Of the 39 million people in Saudi Arabia, nine million live in Riyadh, and it’s boring. The cars are all dusty old Toyota Camrys, not blacked-out SUVs. Buildings are a little neglected. The big migrant worker population is noticeably poorer and when I stayed in a heavily Filipino district, in December 2019, it was definitely in a shabbier state than some of the rest of the city and particularly the luxury compounds on the outskirts.
When the first race arrived my status as a novelty in motorsport turned into a surreal experience where teenage girls kept coming up to me, grabbing my lanyard and excitedly talking to me while I felt like a total fraud. They’d never got to go to a race before, because there hadn’t been any and, until the FIA and Formula E leant on the Eprix organisers, women weren’t allowed. They were fascinated by the idea that, living in London, I’d do anything so obviously worse as to come to their country where this was the biggest thing that’d happened. A sharp perspective on my own privilege.
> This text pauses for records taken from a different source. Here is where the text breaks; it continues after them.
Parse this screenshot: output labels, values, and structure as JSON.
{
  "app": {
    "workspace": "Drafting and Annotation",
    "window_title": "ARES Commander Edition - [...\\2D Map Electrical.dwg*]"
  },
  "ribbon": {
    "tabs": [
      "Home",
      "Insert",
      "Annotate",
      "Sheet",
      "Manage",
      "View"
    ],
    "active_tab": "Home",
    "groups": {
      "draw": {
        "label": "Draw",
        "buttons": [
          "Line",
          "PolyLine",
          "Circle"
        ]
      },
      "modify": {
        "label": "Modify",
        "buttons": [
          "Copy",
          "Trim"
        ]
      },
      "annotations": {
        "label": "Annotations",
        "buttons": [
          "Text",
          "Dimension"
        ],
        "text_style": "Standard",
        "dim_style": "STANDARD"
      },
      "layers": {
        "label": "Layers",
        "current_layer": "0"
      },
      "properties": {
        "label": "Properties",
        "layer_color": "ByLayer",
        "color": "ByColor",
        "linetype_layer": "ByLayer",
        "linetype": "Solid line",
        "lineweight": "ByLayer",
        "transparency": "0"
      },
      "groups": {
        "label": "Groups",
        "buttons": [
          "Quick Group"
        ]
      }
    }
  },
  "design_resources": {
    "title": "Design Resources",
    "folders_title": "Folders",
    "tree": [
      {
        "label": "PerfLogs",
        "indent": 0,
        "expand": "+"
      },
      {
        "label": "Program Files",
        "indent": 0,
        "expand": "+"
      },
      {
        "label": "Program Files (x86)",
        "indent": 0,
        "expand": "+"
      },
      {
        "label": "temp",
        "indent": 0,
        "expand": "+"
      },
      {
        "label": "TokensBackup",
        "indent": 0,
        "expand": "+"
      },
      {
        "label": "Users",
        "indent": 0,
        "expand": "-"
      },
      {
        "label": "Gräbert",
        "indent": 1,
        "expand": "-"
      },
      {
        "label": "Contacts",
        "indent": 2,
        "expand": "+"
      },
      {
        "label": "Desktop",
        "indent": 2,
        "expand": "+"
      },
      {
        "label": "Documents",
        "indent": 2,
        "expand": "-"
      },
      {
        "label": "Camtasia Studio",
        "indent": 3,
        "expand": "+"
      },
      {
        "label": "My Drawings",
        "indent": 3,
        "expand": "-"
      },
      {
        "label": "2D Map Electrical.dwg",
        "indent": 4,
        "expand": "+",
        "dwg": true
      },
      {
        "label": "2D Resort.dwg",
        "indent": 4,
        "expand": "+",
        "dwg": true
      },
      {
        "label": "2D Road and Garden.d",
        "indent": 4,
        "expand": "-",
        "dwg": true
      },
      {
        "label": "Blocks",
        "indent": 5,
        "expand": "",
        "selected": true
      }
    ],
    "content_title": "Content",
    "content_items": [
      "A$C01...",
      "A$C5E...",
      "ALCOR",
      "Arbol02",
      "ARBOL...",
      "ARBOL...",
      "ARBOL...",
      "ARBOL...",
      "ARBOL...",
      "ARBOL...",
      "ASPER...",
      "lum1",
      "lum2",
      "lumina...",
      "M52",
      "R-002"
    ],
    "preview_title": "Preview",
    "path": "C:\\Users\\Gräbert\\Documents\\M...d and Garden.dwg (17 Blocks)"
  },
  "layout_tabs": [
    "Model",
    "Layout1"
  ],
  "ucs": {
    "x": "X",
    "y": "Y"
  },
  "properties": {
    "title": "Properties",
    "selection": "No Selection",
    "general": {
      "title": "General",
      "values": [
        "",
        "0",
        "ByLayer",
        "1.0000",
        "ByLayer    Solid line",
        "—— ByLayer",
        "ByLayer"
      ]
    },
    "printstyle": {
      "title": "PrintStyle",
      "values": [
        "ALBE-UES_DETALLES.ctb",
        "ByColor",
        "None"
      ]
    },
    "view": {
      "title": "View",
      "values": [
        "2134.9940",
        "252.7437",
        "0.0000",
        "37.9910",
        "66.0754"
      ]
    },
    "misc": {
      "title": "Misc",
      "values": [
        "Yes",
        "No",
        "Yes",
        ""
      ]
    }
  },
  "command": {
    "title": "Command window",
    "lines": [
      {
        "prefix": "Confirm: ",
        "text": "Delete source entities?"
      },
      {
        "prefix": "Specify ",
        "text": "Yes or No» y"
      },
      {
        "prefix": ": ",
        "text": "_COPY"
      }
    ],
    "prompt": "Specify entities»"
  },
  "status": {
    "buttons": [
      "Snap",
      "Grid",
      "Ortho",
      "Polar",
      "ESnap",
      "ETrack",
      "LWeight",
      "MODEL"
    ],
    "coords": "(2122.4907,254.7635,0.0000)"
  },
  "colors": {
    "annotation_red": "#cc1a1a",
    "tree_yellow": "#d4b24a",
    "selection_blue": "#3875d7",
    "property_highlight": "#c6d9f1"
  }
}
Ultimately, Southwell’s argument is that “people living under a brutal regime are no less deserving of sport than you, living in freedom,” as she so succinctly stated on Twitter.
Other folks have been arguing that, if F1 stops racing in countries that violate human rights issues, it might not have many places left to race. And I will admit that, in the wake of the Black Lives Matter movement highlighting racial inequality and police brutality, you could probably add the United States onto the list of countries F1 shouldn’t race at. It’s one of those stipulations that you can really drag out to cover just about every country in the world.
Southwell does have a point in saying that it’s disingenuous to deprive Saudi Arabians of enjoyment because the regime—which most of these same people did not choose—doesn’t conform to western standards of acceptability. At the same time, the other side has a point in arguing that a series like F1 hosting a race in Saudi Arabia legitimizes dictatorships that have made life a living hell for many folks that don’t deserve it.